* **Extracted material**

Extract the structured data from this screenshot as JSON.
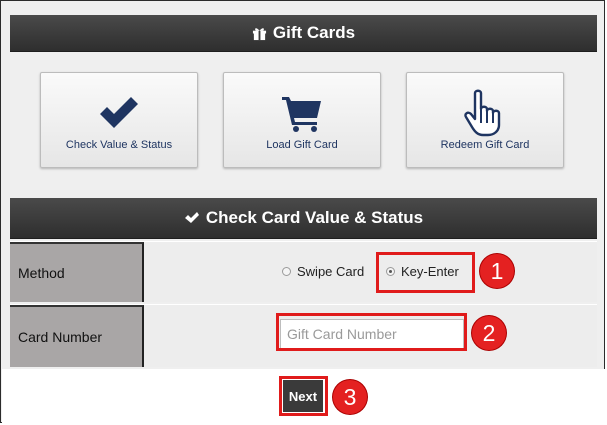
{
  "gift_cards": {
    "title": "Gift Cards",
    "icon": "gift-icon"
  },
  "tiles": [
    {
      "label": "Check Value & Status",
      "icon": "checkmark-icon"
    },
    {
      "label": "Load Gift Card",
      "icon": "shopping-cart-icon"
    },
    {
      "label": "Redeem Gift Card",
      "icon": "hand-pointer-icon"
    }
  ],
  "check_section": {
    "title": "Check Card Value & Status",
    "icon": "checkmark-icon"
  },
  "method": {
    "label": "Method",
    "options": [
      "Swipe Card",
      "Key-Enter"
    ],
    "selected": "Key-Enter"
  },
  "card_number": {
    "label": "Card Number",
    "placeholder": "Gift Card Number",
    "value": ""
  },
  "next_label": "Next",
  "annotations": {
    "step1": "1",
    "step2": "2",
    "step3": "3"
  },
  "colors": {
    "header_bg": "#333333",
    "tile_text": "#1f3561",
    "icon_navy": "#1f3561",
    "callout_red": "#e01b1b",
    "label_bg": "#a9a6a6"
  }
}
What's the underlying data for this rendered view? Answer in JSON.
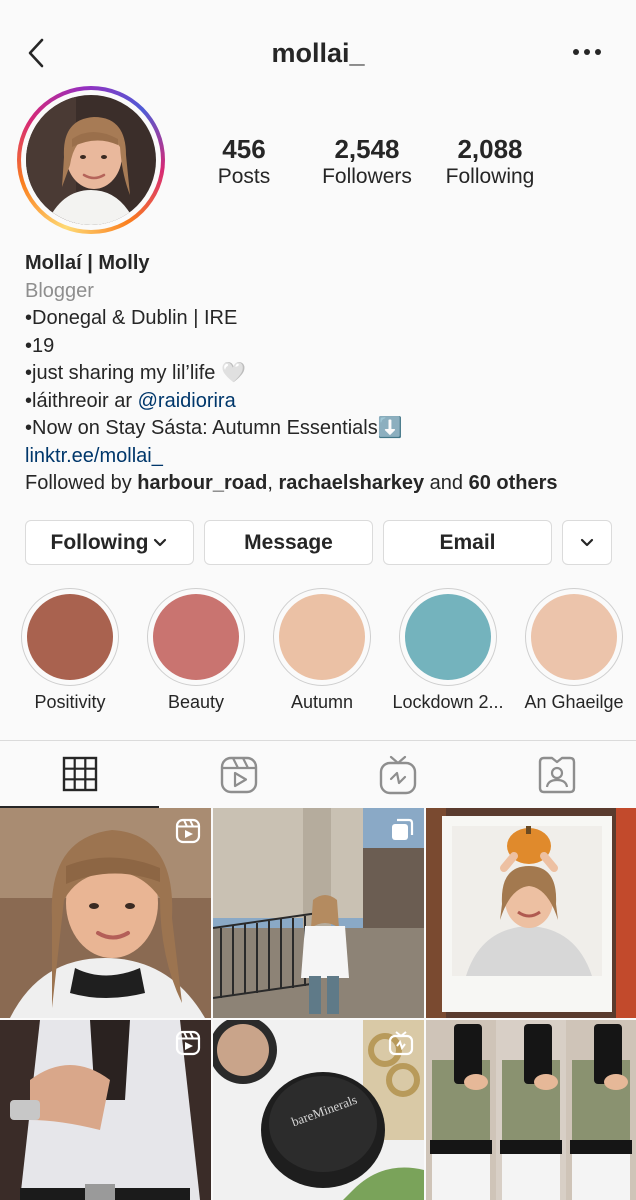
{
  "header": {
    "username": "mollai_",
    "back_icon": "chevron-left-icon",
    "more_icon": "more-horizontal-icon"
  },
  "stats": [
    {
      "count": "456",
      "label": "Posts"
    },
    {
      "count": "2,548",
      "label": "Followers"
    },
    {
      "count": "2,088",
      "label": "Following"
    }
  ],
  "bio": {
    "name": "Mollaí | Molly",
    "category": "Blogger",
    "line1": "•Donegal & Dublin | IRE",
    "line2": "•19",
    "line3": "•just sharing my lil’life",
    "line3_emoji": "🤍",
    "line4_prefix": "•láithreoir ar ",
    "line4_mention": "@raidiorira",
    "line5": "•Now on Stay Sásta: Autumn Essentials",
    "line5_emoji": "⬇️",
    "link": "linktr.ee/mollai_",
    "followed_prefix": "Followed by ",
    "followed_user1": "harbour_road",
    "followed_sep": ", ",
    "followed_user2": "rachaelsharkey",
    "followed_and": " and ",
    "followed_others": "60 others"
  },
  "actions": {
    "following_label": "Following",
    "message_label": "Message",
    "email_label": "Email"
  },
  "highlights": [
    {
      "label": "Positivity",
      "color": "#a9624f"
    },
    {
      "label": "Beauty",
      "color": "#c97470"
    },
    {
      "label": "Autumn",
      "color": "#ebc1a5"
    },
    {
      "label": "Lockdown 2...",
      "color": "#74b3bd"
    },
    {
      "label": "An Ghaeilge",
      "color": "#ecc4ab"
    }
  ],
  "tabs": [
    {
      "icon": "grid-icon"
    },
    {
      "icon": "reels-icon"
    },
    {
      "icon": "igtv-icon"
    },
    {
      "icon": "tagged-icon"
    }
  ],
  "colors": {
    "text": "#262626",
    "secondary": "#8e8e8e",
    "link": "#00376b",
    "border": "#dbdbdb",
    "background": "#fafafa"
  }
}
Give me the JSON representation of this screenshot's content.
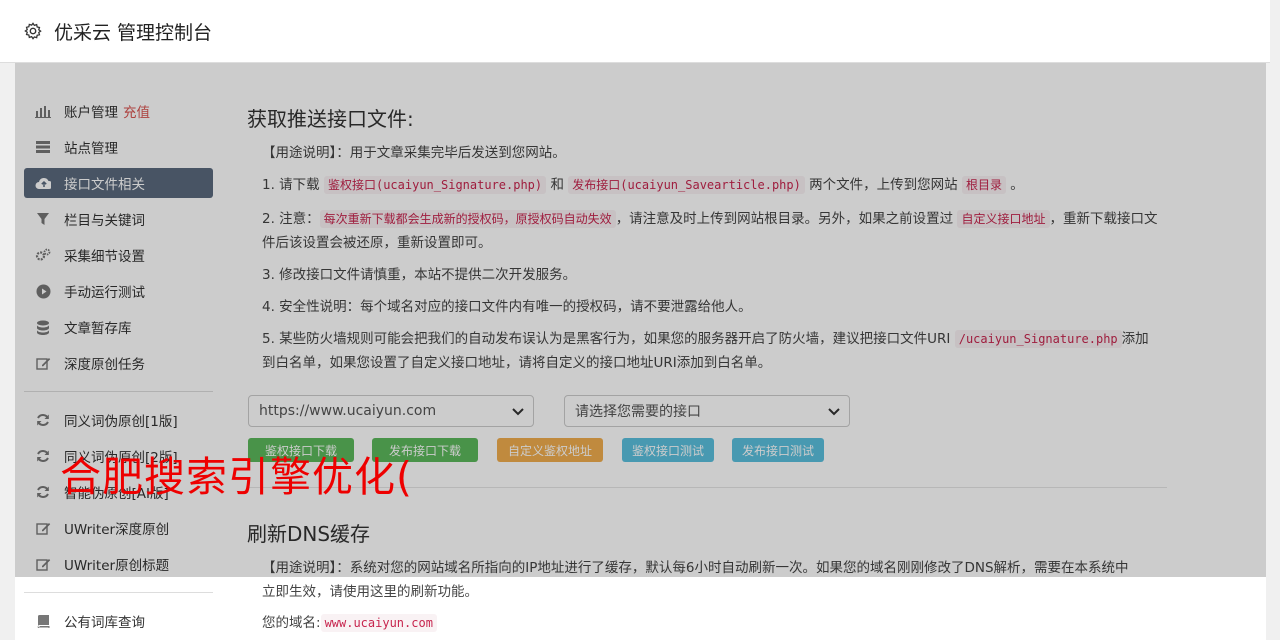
{
  "header": {
    "title": "优采云 管理控制台",
    "icon": "gear-icon"
  },
  "sidebar": {
    "items": [
      {
        "label": "账户管理",
        "tag": "充值",
        "icon": "bar-chart-icon"
      },
      {
        "label": "站点管理",
        "icon": "server-icon"
      },
      {
        "label": "接口文件相关",
        "icon": "cloud-upload-icon",
        "active": true
      },
      {
        "label": "栏目与关键词",
        "icon": "filter-icon"
      },
      {
        "label": "采集细节设置",
        "icon": "cogs-icon"
      },
      {
        "label": "手动运行测试",
        "icon": "play-circle-icon"
      },
      {
        "label": "文章暂存库",
        "icon": "database-icon"
      },
      {
        "label": "深度原创任务",
        "icon": "edit-icon"
      },
      {
        "label": "同义词伪原创[1版]",
        "icon": "refresh-icon"
      },
      {
        "label": "同义词伪原创[2版]",
        "icon": "refresh-icon"
      },
      {
        "label": "智能伪原创[AI版]",
        "icon": "refresh-icon"
      },
      {
        "label": "UWriter深度原创",
        "icon": "edit-icon"
      },
      {
        "label": "UWriter原创标题",
        "icon": "edit-icon"
      },
      {
        "label": "公有词库查询",
        "icon": "book-icon"
      }
    ]
  },
  "main": {
    "title": "获取推送接口文件:",
    "usage": "【用途说明】：用于文章采集完毕后发送到您网站。",
    "step1": {
      "a": "1. 请下载",
      "code1": "鉴权接口(ucaiyun_Signature.php)",
      "b": "和",
      "code2": "发布接口(ucaiyun_Savearticle.php)",
      "c": "两个文件，上传到您网站",
      "code3": "根目录",
      "d": "。"
    },
    "step2": {
      "a": "2. 注意：",
      "code1": "每次重新下载都会生成新的授权码，原授权码自动失效",
      "b": "，请注意及时上传到网站根目录。另外，如果之前设置过",
      "code2": "自定义接口地址",
      "c": "，重新下载接口文件后该设置会被还原，重新设置即可。"
    },
    "step3": "3. 修改接口文件请慎重，本站不提供二次开发服务。",
    "step4": "4. 安全性说明：每个域名对应的接口文件内有唯一的授权码，请不要泄露给他人。",
    "step5": {
      "a": "5. 某些防火墙规则可能会把我们的自动发布误认为是黑客行为，如果您的服务器开启了防火墙，建议把接口文件URI",
      "code1": "/ucaiyun_Signature.php",
      "b": "添加到白名单，如果您设置了自定义接口地址，请将自定义的接口地址URI添加到白名单。"
    },
    "site_select": "https://www.ucaiyun.com",
    "api_select": "请选择您需要的接口",
    "buttons": [
      {
        "label": "鉴权接口下载",
        "color": "#5cb85c"
      },
      {
        "label": "发布接口下载",
        "color": "#5cb85c"
      },
      {
        "label": "自定义鉴权地址",
        "color": "#f0ad4e"
      },
      {
        "label": "鉴权接口测试",
        "color": "#5bc0de"
      },
      {
        "label": "发布接口测试",
        "color": "#5bc0de"
      }
    ],
    "dns_title": "刷新DNS缓存",
    "dns_usage": "【用途说明】：系统对您的网站域名所指向的IP地址进行了缓存，默认每6小时自动刷新一次。如果您的域名刚刚修改了DNS解析，需要在本系统中立即生效，请使用这里的刷新功能。",
    "domain_label": "您的域名:",
    "domain_value": "www.ucaiyun.com"
  },
  "watermark": "合肥搜索引擎优化("
}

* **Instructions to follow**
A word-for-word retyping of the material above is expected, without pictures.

* **Written reply**
Extract the structured data from this screenshot as JSON.
{
  "gift_cards": {
    "title": "Gift Cards",
    "icon": "gift-icon"
  },
  "tiles": [
    {
      "label": "Check Value & Status",
      "icon": "checkmark-icon"
    },
    {
      "label": "Load Gift Card",
      "icon": "shopping-cart-icon"
    },
    {
      "label": "Redeem Gift Card",
      "icon": "hand-pointer-icon"
    }
  ],
  "check_section": {
    "title": "Check Card Value & Status",
    "icon": "checkmark-icon"
  },
  "method": {
    "label": "Method",
    "options": [
      "Swipe Card",
      "Key-Enter"
    ],
    "selected": "Key-Enter"
  },
  "card_number": {
    "label": "Card Number",
    "placeholder": "Gift Card Number",
    "value": ""
  },
  "next_label": "Next",
  "annotations": {
    "step1": "1",
    "step2": "2",
    "step3": "3"
  },
  "colors": {
    "header_bg": "#333333",
    "tile_text": "#1f3561",
    "icon_navy": "#1f3561",
    "callout_red": "#e01b1b",
    "label_bg": "#a9a6a6"
  }
}
What's the underlying data for this rendered view? Answer in JSON.
{
  "header": {
    "username": "mollai_",
    "back_icon": "chevron-left-icon",
    "more_icon": "more-horizontal-icon"
  },
  "stats": [
    {
      "count": "456",
      "label": "Posts"
    },
    {
      "count": "2,548",
      "label": "Followers"
    },
    {
      "count": "2,088",
      "label": "Following"
    }
  ],
  "bio": {
    "name": "Mollaí | Molly",
    "category": "Blogger",
    "line1": "•Donegal & Dublin | IRE",
    "line2": "•19",
    "line3": "•just sharing my lil’life",
    "line3_emoji": "🤍",
    "line4_prefix": "•láithreoir ar ",
    "line4_mention": "@raidiorira",
    "line5": "•Now on Stay Sásta: Autumn Essentials",
    "line5_emoji": "⬇️",
    "link": "linktr.ee/mollai_",
    "followed_prefix": "Followed by ",
    "followed_user1": "harbour_road",
    "followed_sep": ", ",
    "followed_user2": "rachaelsharkey",
    "followed_and": " and ",
    "followed_others": "60 others"
  },
  "actions": {
    "following_label": "Following",
    "message_label": "Message",
    "email_label": "Email"
  },
  "highlights": [
    {
      "label": "Positivity",
      "color": "#a9624f"
    },
    {
      "label": "Beauty",
      "color": "#c97470"
    },
    {
      "label": "Autumn",
      "color": "#ebc1a5"
    },
    {
      "label": "Lockdown 2...",
      "color": "#74b3bd"
    },
    {
      "label": "An Ghaeilge",
      "color": "#ecc4ab"
    }
  ],
  "tabs": [
    {
      "icon": "grid-icon"
    },
    {
      "icon": "reels-icon"
    },
    {
      "icon": "igtv-icon"
    },
    {
      "icon": "tagged-icon"
    }
  ],
  "colors": {
    "text": "#262626",
    "secondary": "#8e8e8e",
    "link": "#00376b",
    "border": "#dbdbdb",
    "background": "#fafafa"
  }
}
Give me the JSON representation of this screenshot's content.
{
  "header": {
    "title": "优采云 管理控制台",
    "icon": "gear-icon"
  },
  "sidebar": {
    "items": [
      {
        "label": "账户管理",
        "tag": "充值",
        "icon": "bar-chart-icon"
      },
      {
        "label": "站点管理",
        "icon": "server-icon"
      },
      {
        "label": "接口文件相关",
        "icon": "cloud-upload-icon",
        "active": true
      },
      {
        "label": "栏目与关键词",
        "icon": "filter-icon"
      },
      {
        "label": "采集细节设置",
        "icon": "cogs-icon"
      },
      {
        "label": "手动运行测试",
        "icon": "play-circle-icon"
      },
      {
        "label": "文章暂存库",
        "icon": "database-icon"
      },
      {
        "label": "深度原创任务",
        "icon": "edit-icon"
      },
      {
        "label": "同义词伪原创[1版]",
        "icon": "refresh-icon"
      },
      {
        "label": "同义词伪原创[2版]",
        "icon": "refresh-icon"
      },
      {
        "label": "智能伪原创[AI版]",
        "icon": "refresh-icon"
      },
      {
        "label": "UWriter深度原创",
        "icon": "edit-icon"
      },
      {
        "label": "UWriter原创标题",
        "icon": "edit-icon"
      },
      {
        "label": "公有词库查询",
        "icon": "book-icon"
      }
    ]
  },
  "main": {
    "title": "获取推送接口文件:",
    "usage": "【用途说明】：用于文章采集完毕后发送到您网站。",
    "step1": {
      "a": "1. 请下载",
      "code1": "鉴权接口(ucaiyun_Signature.php)",
      "b": "和",
      "code2": "发布接口(ucaiyun_Savearticle.php)",
      "c": "两个文件，上传到您网站",
      "code3": "根目录",
      "d": "。"
    },
    "step2": {
      "a": "2. 注意：",
      "code1": "每次重新下载都会生成新的授权码，原授权码自动失效",
      "b": "，请注意及时上传到网站根目录。另外，如果之前设置过",
      "code2": "自定义接口地址",
      "c": "，重新下载接口文件后该设置会被还原，重新设置即可。"
    },
    "step3": "3. 修改接口文件请慎重，本站不提供二次开发服务。",
    "step4": "4. 安全性说明：每个域名对应的接口文件内有唯一的授权码，请不要泄露给他人。",
    "step5": {
      "a": "5. 某些防火墙规则可能会把我们的自动发布误认为是黑客行为，如果您的服务器开启了防火墙，建议把接口文件URI",
      "code1": "/ucaiyun_Signature.php",
      "b": "添加到白名单，如果您设置了自定义接口地址，请将自定义的接口地址URI添加到白名单。"
    },
    "site_select": "https://www.ucaiyun.com",
    "api_select": "请选择您需要的接口",
    "buttons": [
      {
        "label": "鉴权接口下载",
        "color": "#5cb85c"
      },
      {
        "label": "发布接口下载",
        "color": "#5cb85c"
      },
      {
        "label": "自定义鉴权地址",
        "color": "#f0ad4e"
      },
      {
        "label": "鉴权接口测试",
        "color": "#5bc0de"
      },
      {
        "label": "发布接口测试",
        "color": "#5bc0de"
      }
    ],
    "dns_title": "刷新DNS缓存",
    "dns_usage": "【用途说明】：系统对您的网站域名所指向的IP地址进行了缓存，默认每6小时自动刷新一次。如果您的域名刚刚修改了DNS解析，需要在本系统中立即生效，请使用这里的刷新功能。",
    "domain_label": "您的域名:",
    "domain_value": "www.ucaiyun.com"
  },
  "watermark": "合肥搜索引擎优化("
}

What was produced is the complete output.